Shift 2: Unleashed
Need for Speed has always been a franchise more about replicating the exhilaration of driving than actually offering a simulation of the sport. Everyone wants to chase past police cars and dodge rival street racers, but not everyone is ready for in-depth racing simulation. However, it didn't stop the company from making the well-received Need for Speed Shift, a racing title barreling head-first into the very market Forza and Gran Turismo have settled themselves so nicely in.
Last week, EA wanted to share some love and let us get some hands on with Need for Speed Shift 2: Unleashed, the gangly-named sequel to the 2009 original. Spending time with the game, one gets the impression that developers Slightly Mad Studios is working hard to address the issues of the first game, and to make this sequel shine. With a tighter career mode, more-realistic vehicles and modeling, and a brand new camera, there's a lot for fans of the franchise to look forward to.
Truth be told, there is not a lot here that a player wouldn't expect. Shift 2 has all of the expected vehicle licenses ranging from entry-level Fords and Nissans to supercar Lamborghini and Bugatti, which itself isn't so special. What is is the inclusions of older versions of popular cars. For example, the '86 Toyota Corolla is a very popular car for tune-enthusiasts, and considering the rarefied nature of those cars, their inclusion in Shift 2 is appreciated. Certain races and modes within Shift 2 is actually based upon racing old/new versions of cars and seeing what they are capable of. A fun feature, to be sure, car aficionados will find a lot to love.
One area that I'm a little curious to see is the drifting elements of the game. Many racing games are incorporating a more realistic physics engine that will allow for real-world drifting as well as high-speed racing on a straightaway. For Shift 2, this doesn't mean Gymkhana-style tricks, but it does ask for a high degree of tuning application from the player to get your tricked out Audi to swing back and forth around the drifting course. It will be interesting to see how fleshed out this mode will be, as this sort of realistic drifting appears to be a popular new arena for racing titles.
Tuning in Shift 2 is intense and deep, allowing for players to modify every element of the car. When I say every element, I mean it, from the angle of turns, tire pressure, steering lock, toe angle, differentials, aerodynamics and more. The interface for this is outlandishly technical, and it will definitely keep more casual players from diving in. However, those who like to pick their cars apart will be in heaven.

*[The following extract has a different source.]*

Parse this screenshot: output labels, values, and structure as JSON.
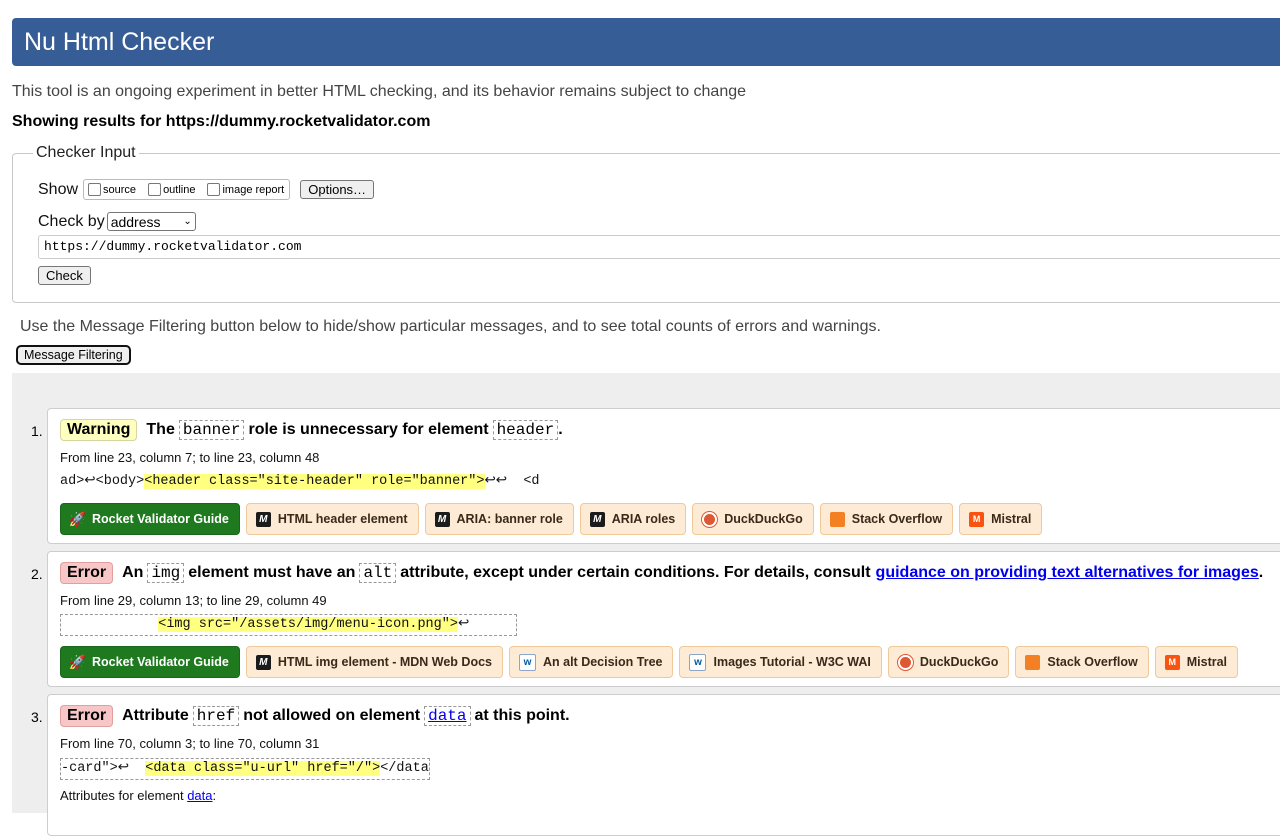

Improved damage modeling is also a major addition Slightly Mad Studios wanted to incorporate into the game. While the feature can be turned off, the damage modeling makes a major impact on the racing itself. Racing around on a night track, if a player breaks one or both of their headlamps, they can expect their night races to be that much more difficult. Again, players will be able to turn this feature off, as well as other features that could make the game easier, such as driving assists along the road. Slightly Mad Studios is clearly trying to balance between challenging the hardcore and appealing to new sim racers. Seems like they are doing an alright job on it.
Visually, the game is beautiful, on par with many other simulation racing titles. However, one stand-out feature the game does is regarding the camera. Called the helmet cam, this perspective doesn't just place the player inside the vehicle, but rather is recreates the jostle and flow of a driver as they feel inertia and drag within the car. As a player makes a turn, for example, the camera will pan into the turn, exactly like a real world racer. Having spent quite a bit of time in the helmet cam mode, I can say it is one of the most realistic representations of racing that I have ever seen.
Much thanks can be given to the developers, as they have incorporated real-world drivers into the development of their game. There exists a real Need for Speed car in the real-world racing circuit, and this car can be unlocked through progression in the game, providing incentive to take on progressively difficult races. Slightly Mad Studios has broken up the career mode into a series of increasingly harder challenges. The game is designed to allow players to focus on the areas that they want, be it drifting, muscle car racing, retro vehicles, or whatever. Progress through the single player will offer anything from low-tier Modern D racing to GT1, and while the game will throw better cars at you, tune-focused players can take a crappy car and make it shine. All in all, there's about thirty to forty percent more content in the single player than in the original Shift.
Autolog, the backend racing service introduced in Hot Pursuit, will be making a return to Shift 2. Fans of the service will find that all of the metagame elements will still be integral, and this feature will be vitally important to competitive racers and their friends. Multiplayer scores, times and other important bits of information will keep racing nuts happy.
Once everything is said and done, it looks like Need for Speed Shift 2: Unleashed will be an improvement over its predecessor, a racing title that takes good features and makes them better. With a March 29 release date, players will not have long before they will be jumping behind the wheel of Shift 2.